The book is called 'Thanks for Nothing' and it's really the story of how I got into comedy and traces back every strand in my life that is relevant to that story. It's kind of an autobiography but isn't, as it stops about 25 years ago. It goes right up to the first time I do stand up.
If I'm pushed, I'd also have to admit I don't like people with allergies. They just annoy me. There seems to be something far too self-centred about it. 'No thanks, I'm allergic.' Why not just say 'No thanks'? I wasn't asking for your medical history, I was just passing around the nuts. Trying to be friendly, that's all.
I tend not to trust people who live in very tidy houses. I know that on the surface there is nothing wrong with a person being well-ordered and disciplined. Nothing, except that it leaves the impression of that person having lived in the confines of a stark institution which, although he or she has long since left, remains within.
I have had issues with depression all my life, and it's probably true to say there was a tendency towards it even when I was very young, during my schooldays.
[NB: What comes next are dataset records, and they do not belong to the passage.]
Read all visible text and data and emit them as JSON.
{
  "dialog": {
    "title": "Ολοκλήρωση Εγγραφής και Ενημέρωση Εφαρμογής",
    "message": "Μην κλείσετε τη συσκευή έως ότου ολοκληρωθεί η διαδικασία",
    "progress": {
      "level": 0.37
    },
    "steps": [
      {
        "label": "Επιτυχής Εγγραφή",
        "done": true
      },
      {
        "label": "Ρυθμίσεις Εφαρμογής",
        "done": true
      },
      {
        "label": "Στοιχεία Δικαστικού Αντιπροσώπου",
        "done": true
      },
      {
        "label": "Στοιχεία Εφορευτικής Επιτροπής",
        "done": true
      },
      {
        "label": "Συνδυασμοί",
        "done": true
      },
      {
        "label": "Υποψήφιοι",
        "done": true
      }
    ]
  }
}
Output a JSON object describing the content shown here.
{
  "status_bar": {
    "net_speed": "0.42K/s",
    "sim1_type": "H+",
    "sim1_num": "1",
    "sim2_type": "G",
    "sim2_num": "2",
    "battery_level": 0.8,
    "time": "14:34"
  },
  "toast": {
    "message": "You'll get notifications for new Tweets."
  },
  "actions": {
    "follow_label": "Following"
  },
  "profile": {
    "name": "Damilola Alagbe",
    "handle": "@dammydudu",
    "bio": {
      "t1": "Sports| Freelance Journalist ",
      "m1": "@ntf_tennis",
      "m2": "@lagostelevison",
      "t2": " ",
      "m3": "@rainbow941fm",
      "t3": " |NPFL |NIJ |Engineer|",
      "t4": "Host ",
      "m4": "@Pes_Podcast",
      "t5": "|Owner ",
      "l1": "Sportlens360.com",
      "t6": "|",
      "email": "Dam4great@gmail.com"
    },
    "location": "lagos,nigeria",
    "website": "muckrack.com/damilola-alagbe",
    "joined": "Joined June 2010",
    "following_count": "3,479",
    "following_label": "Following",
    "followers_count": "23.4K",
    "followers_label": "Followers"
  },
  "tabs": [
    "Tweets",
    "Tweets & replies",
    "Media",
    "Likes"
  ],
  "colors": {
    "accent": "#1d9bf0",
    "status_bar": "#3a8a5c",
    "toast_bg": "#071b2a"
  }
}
There was often - and this is quite common with comics - a sense of not feeling as if I belonged anywhere.